In recent decades, millions of people with blocked coronary arteries have avoided heart-bypass surgery by undergoing angioplasty, in which a doctor inflates a balloon-tipped catheter in a blocked artery to clear the obstruction. But angioplasty is only a temporary fix in many patients. The U.S. Food and Drug Administration approved the insertion, after angioplasty, of bare-metal stents in 1994 and drug-coated stents in 2003.
The move to stents has paid dividends, but within a few months after they are implanted, about 20 percent of bare-metal stents clog. The blockages are made up of cells and proteins similar to those that form a scab, says cardiologist Gregg W. Stone of Columbia University Medical Center, a researcher in one of the new studies.
Radioactive pellets inserted into a bare-metal stent impede cell growth and can keep blood flowing through the vessel more consistently than angioplasty alone can. “But radiation is cumbersome to use and expensive,” says cardiologist David R. Holmes of the Mayo Clinic in Rochester, Minn., who coauthored the other study.
What’s more, radiation sometimes contributes to a blockage by exacerbating vessel damage at the edges of the stent, Stone says.
Subscribe to Science News
Get great science journalism, from the most trusted source, delivered to your doorstep.
Drug-coated stents discharge their cargo slowly over several weeks, the period when the vessel is still traumatized from angioplasty and at greatest risk of forming a clog inside the stent, says cardiologist David J. Moliterno of the University of Kentucky in Lexington, who didn’t participate in either of the new studies.
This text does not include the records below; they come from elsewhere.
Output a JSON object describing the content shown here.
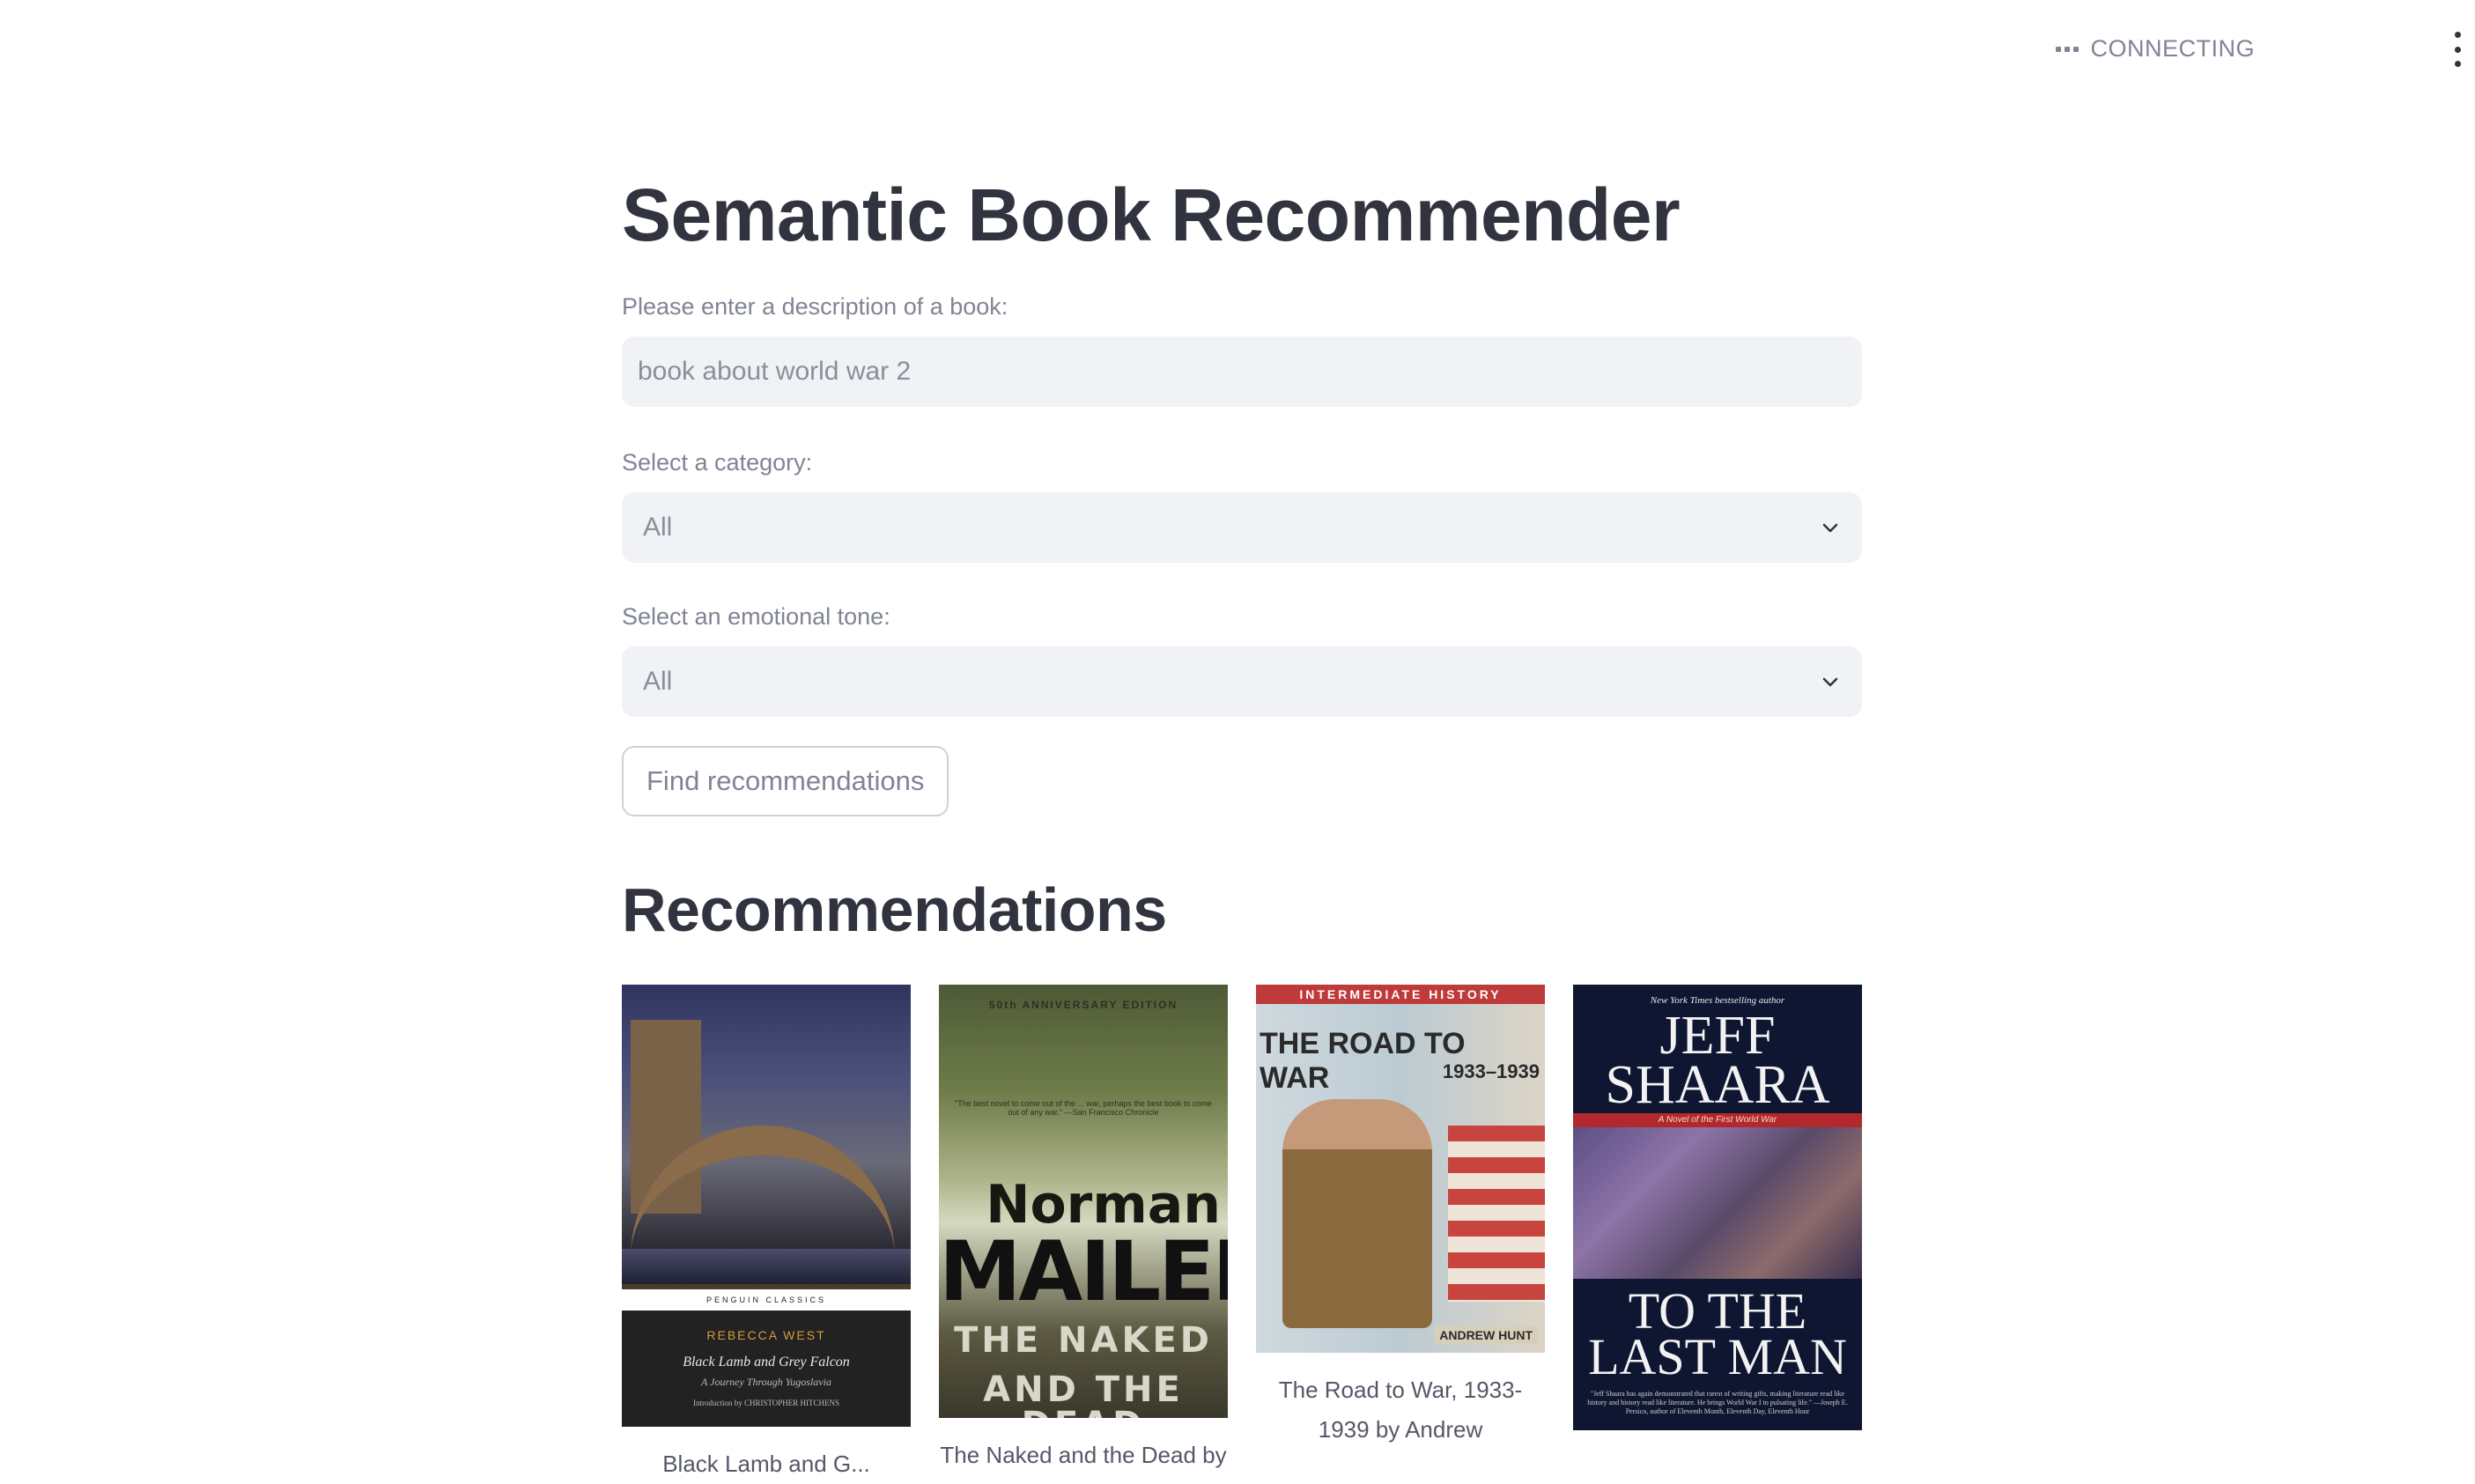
{
  "header": {
    "status_text": "CONNECTING",
    "status_icon": "dots-icon",
    "menu_icon": "vertical-ellipsis-icon"
  },
  "page": {
    "title": "Semantic Book Recommender"
  },
  "form": {
    "description_label": "Please enter a description of a book:",
    "description_value": "book about world war 2",
    "category_label": "Select a category:",
    "category_value": "All",
    "tone_label": "Select an emotional tone:",
    "tone_value": "All",
    "submit_label": "Find recommendations"
  },
  "recommendations": {
    "heading": "Recommendations",
    "items": [
      {
        "caption": "Black Lamb and G...",
        "cover": {
          "series": "PENGUIN  CLASSICS",
          "author": "REBECCA WEST",
          "title": "Black Lamb and Grey Falcon",
          "subtitle": "A Journey Through Yugoslavia",
          "intro": "Introduction by CHRISTOPHER HITCHENS"
        }
      },
      {
        "caption": "The Naked and the Dead by",
        "cover": {
          "edition": "50th ANNIVERSARY EDITION",
          "quote": "\"The best novel to come out of the ... war, perhaps the best book to come out of any war.\" —San Francisco Chronicle",
          "first": "Norman",
          "last": "MAILER",
          "title1": "THE NAKED",
          "title2": "AND THE DEAD"
        }
      },
      {
        "caption": "The Road to War, 1933-1939 by Andrew",
        "cover": {
          "strip": "INTERMEDIATE HISTORY",
          "title": "THE ROAD TO WAR",
          "years": "1933–1939",
          "author": "ANDREW HUNT"
        }
      },
      {
        "caption": "",
        "cover": {
          "tagline": "New York Times bestselling author",
          "first": "JEFF",
          "last": "SHAARA",
          "series": "A Novel of the First World War",
          "title1": "TO THE",
          "title2": "LAST MAN",
          "blurb": "\"Jeff Shaara has again demonstrated that rarest of writing gifts, making literature read like history and history read like literature. He brings World War I to pulsating life.\" —Joseph E. Persico, author of Eleventh Month, Eleventh Day, Eleventh Hour"
        }
      }
    ]
  }
}
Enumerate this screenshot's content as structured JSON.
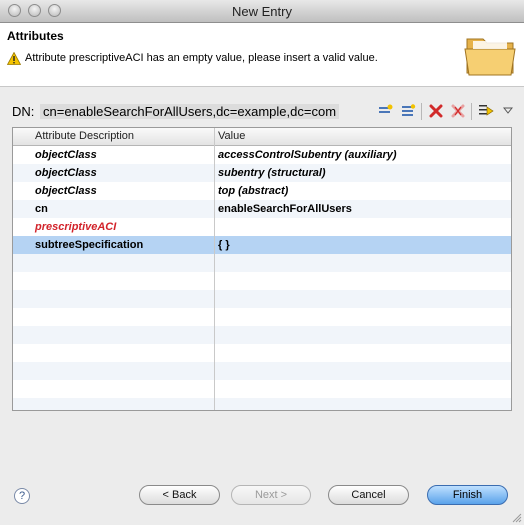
{
  "window": {
    "title": "New Entry"
  },
  "header": {
    "title": "Attributes",
    "message": "Attribute prescriptiveACI has an empty value, please insert a valid value."
  },
  "dn": {
    "label": "DN:",
    "value": "cn=enableSearchForAllUsers,dc=example,dc=com"
  },
  "table": {
    "headers": [
      "Attribute Description",
      "Value"
    ],
    "rows": [
      {
        "attr": "objectClass",
        "value": "accessControlSubentry (auxiliary)"
      },
      {
        "attr": "objectClass",
        "value": "subentry (structural)"
      },
      {
        "attr": "objectClass",
        "value": "top (abstract)"
      },
      {
        "attr": "cn",
        "value": "enableSearchForAllUsers"
      },
      {
        "attr": "prescriptiveACI",
        "value": ""
      },
      {
        "attr": "subtreeSpecification",
        "value": "{ }"
      }
    ]
  },
  "buttons": {
    "help": "?",
    "back": "< Back",
    "next": "Next >",
    "cancel": "Cancel",
    "finish": "Finish"
  },
  "icons": {
    "warning": "warning-icon",
    "folder": "folder-icon",
    "new_attribute": "new-attribute-icon",
    "new_value": "new-value-icon",
    "delete": "delete-icon",
    "delete_all": "delete-all-icon",
    "edit_options": "edit-options-icon",
    "menu": "dropdown-menu-icon"
  },
  "colors": {
    "selection": "#b5d3f3",
    "error_text": "#d2232a",
    "finish_button": "#5aa2ea"
  }
}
To compare the two treatments, the two research teams randomly assigned 780 people with blocked bare-metal stents to have angioplasty followed either by insertion of a second, coated stent or by radiation at the stent site.
The stent-in-stent approach proved better. Only 9 percent and 11 percent of stents laced with the drugs sirolimus (Rapamycin) and paclitaxel (Taxol), respectively, needed to be reopened during the two 9-month trials, the scientists report in the March 15 Journal of the American Medical Association. In patients receiving radiation, roughly twice as many stents required reopening during that time. The companies that make the two drug-coated stents sponsored the trials.
Coupled with earlier work, the new studies “establish the role of drug-[releasing] stents as the preferred treatment” for blocked bare-metal stents, says cardiologist Adnan Kastrati of the German Heart Center in Munich.
Some U.S. doctors are already using the stent-in-stent approach, Stone says.
In response to the new results, radiation treatment will probably fall into disuse, Stone and Holmes say.